### The task
Each record must be repeated exactly. None may be dropped.

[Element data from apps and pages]

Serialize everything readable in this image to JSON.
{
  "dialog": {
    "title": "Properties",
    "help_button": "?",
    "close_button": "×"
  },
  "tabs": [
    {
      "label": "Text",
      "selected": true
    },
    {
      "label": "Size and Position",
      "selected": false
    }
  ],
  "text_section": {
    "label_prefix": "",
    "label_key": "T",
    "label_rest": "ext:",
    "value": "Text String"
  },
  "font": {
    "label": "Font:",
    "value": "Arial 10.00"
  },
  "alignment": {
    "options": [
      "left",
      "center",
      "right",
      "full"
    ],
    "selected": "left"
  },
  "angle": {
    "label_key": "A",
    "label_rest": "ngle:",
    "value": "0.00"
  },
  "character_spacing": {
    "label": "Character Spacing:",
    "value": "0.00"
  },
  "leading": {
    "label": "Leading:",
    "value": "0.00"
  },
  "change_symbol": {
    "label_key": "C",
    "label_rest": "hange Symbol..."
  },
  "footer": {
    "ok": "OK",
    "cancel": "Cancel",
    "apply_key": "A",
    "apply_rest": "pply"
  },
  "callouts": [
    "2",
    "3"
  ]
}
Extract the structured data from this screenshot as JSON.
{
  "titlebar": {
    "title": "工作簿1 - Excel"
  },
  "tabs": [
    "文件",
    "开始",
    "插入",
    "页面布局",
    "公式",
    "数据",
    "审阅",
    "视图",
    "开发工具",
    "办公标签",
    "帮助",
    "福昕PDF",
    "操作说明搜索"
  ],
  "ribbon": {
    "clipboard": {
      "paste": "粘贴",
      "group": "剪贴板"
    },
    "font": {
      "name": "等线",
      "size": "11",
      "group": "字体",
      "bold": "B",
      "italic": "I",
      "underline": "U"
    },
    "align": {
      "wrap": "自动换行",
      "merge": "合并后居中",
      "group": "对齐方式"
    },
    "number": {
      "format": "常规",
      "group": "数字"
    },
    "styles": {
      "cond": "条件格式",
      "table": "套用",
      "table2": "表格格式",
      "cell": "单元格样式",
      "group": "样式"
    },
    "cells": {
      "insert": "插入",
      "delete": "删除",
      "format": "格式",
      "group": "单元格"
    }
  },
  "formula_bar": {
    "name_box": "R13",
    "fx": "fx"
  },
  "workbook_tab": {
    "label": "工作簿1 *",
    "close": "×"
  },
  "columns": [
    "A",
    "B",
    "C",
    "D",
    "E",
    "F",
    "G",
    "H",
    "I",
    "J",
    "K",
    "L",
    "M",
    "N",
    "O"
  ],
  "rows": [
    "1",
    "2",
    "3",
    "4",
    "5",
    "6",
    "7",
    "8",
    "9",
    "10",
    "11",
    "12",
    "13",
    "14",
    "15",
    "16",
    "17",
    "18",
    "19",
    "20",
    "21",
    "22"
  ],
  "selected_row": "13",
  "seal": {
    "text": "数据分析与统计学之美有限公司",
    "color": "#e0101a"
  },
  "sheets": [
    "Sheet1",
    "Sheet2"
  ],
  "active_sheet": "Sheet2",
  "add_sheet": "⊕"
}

### Answer below
Serialize everything readable in this image to JSON.
{
  "dialog": {
    "title": "Properties",
    "help_button": "?",
    "close_button": "×"
  },
  "tabs": [
    {
      "label": "Text",
      "selected": true
    },
    {
      "label": "Size and Position",
      "selected": false
    }
  ],
  "text_section": {
    "label_prefix": "",
    "label_key": "T",
    "label_rest": "ext:",
    "value": "Text String"
  },
  "font": {
    "label": "Font:",
    "value": "Arial 10.00"
  },
  "alignment": {
    "options": [
      "left",
      "center",
      "right",
      "full"
    ],
    "selected": "left"
  },
  "angle": {
    "label_key": "A",
    "label_rest": "ngle:",
    "value": "0.00"
  },
  "character_spacing": {
    "label": "Character Spacing:",
    "value": "0.00"
  },
  "leading": {
    "label": "Leading:",
    "value": "0.00"
  },
  "change_symbol": {
    "label_key": "C",
    "label_rest": "hange Symbol..."
  },
  "footer": {
    "ok": "OK",
    "cancel": "Cancel",
    "apply_key": "A",
    "apply_rest": "pply"
  },
  "callouts": [
    "2",
    "3"
  ]
}
Extract the structured data from this screenshot as JSON.
{
  "titlebar": {
    "title": "工作簿1 - Excel"
  },
  "tabs": [
    "文件",
    "开始",
    "插入",
    "页面布局",
    "公式",
    "数据",
    "审阅",
    "视图",
    "开发工具",
    "办公标签",
    "帮助",
    "福昕PDF",
    "操作说明搜索"
  ],
  "ribbon": {
    "clipboard": {
      "paste": "粘贴",
      "group": "剪贴板"
    },
    "font": {
      "name": "等线",
      "size": "11",
      "group": "字体",
      "bold": "B",
      "italic": "I",
      "underline": "U"
    },
    "align": {
      "wrap": "自动换行",
      "merge": "合并后居中",
      "group": "对齐方式"
    },
    "number": {
      "format": "常规",
      "group": "数字"
    },
    "styles": {
      "cond": "条件格式",
      "table": "套用",
      "table2": "表格格式",
      "cell": "单元格样式",
      "group": "样式"
    },
    "cells": {
      "insert": "插入",
      "delete": "删除",
      "format": "格式",
      "group": "单元格"
    }
  },
  "formula_bar": {
    "name_box": "R13",
    "fx": "fx"
  },
  "workbook_tab": {
    "label": "工作簿1 *",
    "close": "×"
  },
  "columns": [
    "A",
    "B",
    "C",
    "D",
    "E",
    "F",
    "G",
    "H",
    "I",
    "J",
    "K",
    "L",
    "M",
    "N",
    "O"
  ],
  "rows": [
    "1",
    "2",
    "3",
    "4",
    "5",
    "6",
    "7",
    "8",
    "9",
    "10",
    "11",
    "12",
    "13",
    "14",
    "15",
    "16",
    "17",
    "18",
    "19",
    "20",
    "21",
    "22"
  ],
  "selected_row": "13",
  "seal": {
    "text": "数据分析与统计学之美有限公司",
    "color": "#e0101a"
  },
  "sheets": [
    "Sheet1",
    "Sheet2"
  ],
  "active_sheet": "Sheet2",
  "add_sheet": "⊕"
}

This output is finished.